Finally, the filling operations can be scheduled as a series of work orders to produce the ultimate finished goods.  The bills of material for the various finished goods would, at a minimum, be comprised of the intermediate formulation produced as described above, the appropriate container for the given product, and its associated label.

In addition to the functionality described above, Enterprise 21 also manages product costing – average, standard, LIFO, or FIFO – on a product-by-product basis, all of the associated inventory and warehouse transactions including complete womb-to-tomb lot traceability to support recall management, and all associated financial accounting transactions in a real-time, fully-integrated system.

Process Manufacturing Made “Simple” with Formula Management and Scalable Batches

Tuesday, May 19th, 2009 by Alex Smith

Process manufacturing is frequently referred to as “simple” by those in the discrete manufacturing camp, yet if you ask any food, chemical, or pharmaceutical manufacturer if process manufacturing is truly simple, the manufacturer will quickly provide many examples of the growing list of challenges faced on a day-to-day basis.

For process manufacturers, two of the most common challenges are formula and recipe management and scalable batches. Experienced processors recognize that regardless of the product produced, one size does not fit all. A can of soup, a box of detergent, and a bottle of cough syrup are all packaged and sold in multiple types of shapes and sizes. The need for flexible units of measure, formulas, and batch sizes have united food, chemical, and pharmaceutical companies into a process community focused on improving the capabilities and processing options at all steps of the production process. This unification has taken the historically discrete-focused ERP software industry and brought about a number of strong process-based ERP software packages.

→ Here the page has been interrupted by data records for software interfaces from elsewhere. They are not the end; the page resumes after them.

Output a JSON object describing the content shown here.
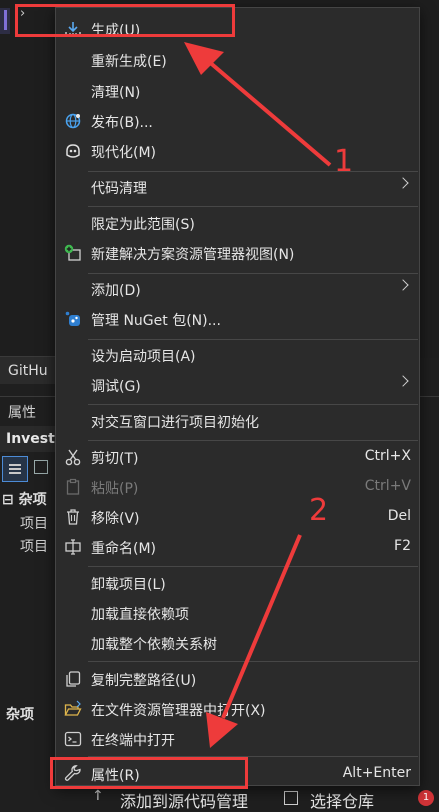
{
  "background": {
    "panel_tab": "GitHu",
    "properties_title": "属性",
    "project_name": "Invest",
    "category_1": "杂项",
    "item_1": "项目",
    "item_2": "项目",
    "category_2": "杂项",
    "status_source": "添加到源代码管理",
    "status_repo": "选择仓库",
    "notification_count": "1"
  },
  "menu": {
    "build": "生成(U)",
    "rebuild": "重新生成(E)",
    "clean": "清理(N)",
    "publish": "发布(B)...",
    "modernize": "现代化(M)",
    "code_cleanup": "代码清理",
    "scope": "限定为此范围(S)",
    "new_view": "新建解决方案资源管理器视图(N)",
    "add": "添加(D)",
    "nuget": "管理 NuGet 包(N)...",
    "startup": "设为启动项目(A)",
    "debug": "调试(G)",
    "interactive": "对交互窗口进行项目初始化",
    "cut": "剪切(T)",
    "cut_shortcut": "Ctrl+X",
    "paste": "粘贴(P)",
    "paste_shortcut": "Ctrl+V",
    "remove": "移除(V)",
    "remove_shortcut": "Del",
    "rename": "重命名(M)",
    "rename_shortcut": "F2",
    "unload": "卸载项目(L)",
    "load_direct": "加载直接依赖项",
    "load_tree": "加载整个依赖关系树",
    "copy_path": "复制完整路径(U)",
    "open_explorer": "在文件资源管理器中打开(X)",
    "open_terminal": "在终端中打开",
    "properties": "属性(R)",
    "properties_shortcut": "Alt+Enter"
  },
  "annotations": {
    "label_1": "1",
    "label_2": "2",
    "color": "#ee3b3b"
  }
}
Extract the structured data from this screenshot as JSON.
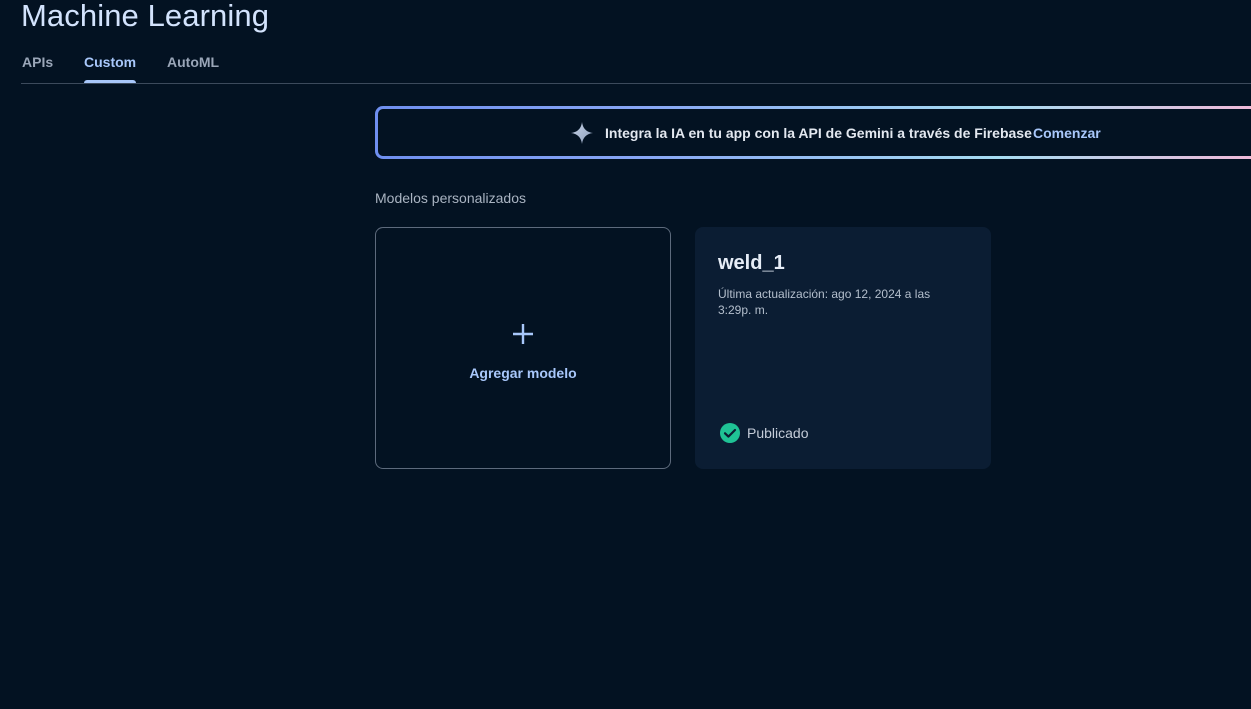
{
  "page": {
    "title": "Machine Learning"
  },
  "tabs": [
    {
      "label": "APIs",
      "active": false
    },
    {
      "label": "Custom",
      "active": true
    },
    {
      "label": "AutoML",
      "active": false
    }
  ],
  "banner": {
    "icon": "sparkle-icon",
    "text": "Integra la IA en tu app con la API de Gemini a través de Firebase",
    "link_label": "Comenzar"
  },
  "section": {
    "label": "Modelos personalizados"
  },
  "add_model": {
    "icon": "plus-icon",
    "label": "Agregar modelo"
  },
  "models": [
    {
      "name": "weld_1",
      "updated": "Última actualización: ago 12, 2024 a las 3:29p. m.",
      "status": "Publicado",
      "status_icon": "check-circle-icon",
      "status_color": "#1fc295"
    }
  ],
  "colors": {
    "background": "#031222",
    "accent": "#a8c7fa",
    "card": "#0b1d33"
  }
}
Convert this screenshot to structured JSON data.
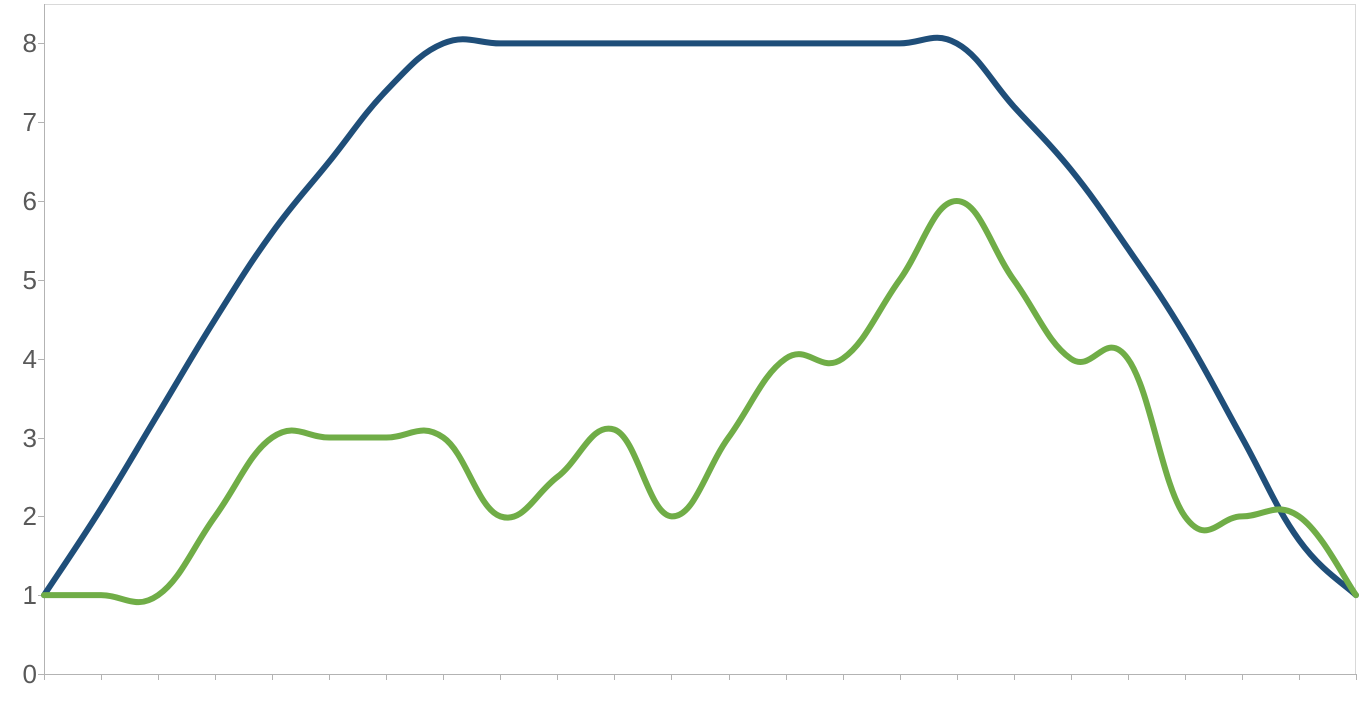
{
  "chart_data": {
    "type": "line",
    "ylim": [
      0,
      8.5
    ],
    "y_ticks": [
      0,
      1,
      2,
      3,
      4,
      5,
      6,
      7,
      8
    ],
    "x_count": 23,
    "x": [
      0,
      1,
      2,
      3,
      4,
      5,
      6,
      7,
      8,
      9,
      10,
      11,
      12,
      13,
      14,
      15,
      16,
      17,
      18,
      19,
      20,
      21,
      22
    ],
    "series": [
      {
        "name": "series-blue",
        "color": "#1f4e79",
        "stroke_width": 6,
        "values": [
          1.0,
          2.1,
          3.3,
          4.5,
          5.6,
          6.5,
          7.4,
          8.0,
          8.0,
          8.0,
          8.0,
          8.0,
          8.0,
          8.0,
          8.0,
          8.0,
          8.0,
          7.2,
          6.4,
          5.4,
          4.3,
          3.0,
          1.7,
          1.0
        ]
      },
      {
        "name": "series-green",
        "color": "#70ad47",
        "stroke_width": 6,
        "values": [
          1.0,
          1.0,
          1.0,
          2.0,
          3.0,
          3.0,
          3.0,
          3.0,
          2.0,
          2.5,
          3.1,
          2.0,
          3.0,
          4.0,
          4.0,
          5.0,
          6.0,
          5.0,
          4.0,
          4.0,
          2.0,
          2.0,
          2.0,
          1.0
        ]
      }
    ],
    "title": "",
    "xlabel": "",
    "ylabel": ""
  },
  "colors": {
    "axis": "#b3b3b3",
    "border": "#d9d9d9",
    "text": "#595959"
  }
}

A key differentiator for process manufacturing software is the ability to take a standard bill of materials and craft it into a sophisticated and scalable formula that is comprised of a variety of ingredients, units of measure, yields, and by-products or co-products. This formula or recipe can be dynamically scaled to match the ideal batch size, thus meeting current demand levels, optimizing vat and ingredient usage, tracking all ingredient costs, and blending in the appropriate manner to facilitate a finished good that is within specification and acceptable for final sale.

While the idea of a scalable batch may appear rudimentary for ERP software packages, it is not functionally feasible in the original, discrete manufacturing ERP software solutions. In fact, it is not even feasible in all of the ERP software solutions that are marketed to process manufacturers. A recipe with ingredients, yields, and instructions is not the same as a discrete bill of materials. The recipe needs to accommodate ingredient-based instructions and be able to scale up or down based on a given demand level. The recipe or formula needs to be able to manage intermediates, ingredient level yields, and support private label requirements if necessary. The software needs to provide operational control while allowing for a high level of flexibility and scalability.

How does a process manufacturer select the right process manufacturing software solution? The most reliable means of doing so would be a thorough evaluation of potential software packages demonstrated with real data via an onsite scripted demonstration. Even with the advancements in process manufacturing ERP software, not all software packages can perform at the same level. The best technique for separating and comparing one package from another is through reviewing the definition and processing of a sample formula that is scaled for a specific batch or production run. If the ERP vendor cannot demonstrate the software’s ability to manage this process, the software will struggle in a real production environment.

TGI offers free software selection tools and resources for both process and discrete manufacturers. Please visit TGI’s available online resources or TGI’s online request form to order the free Software Selection Tool Kit.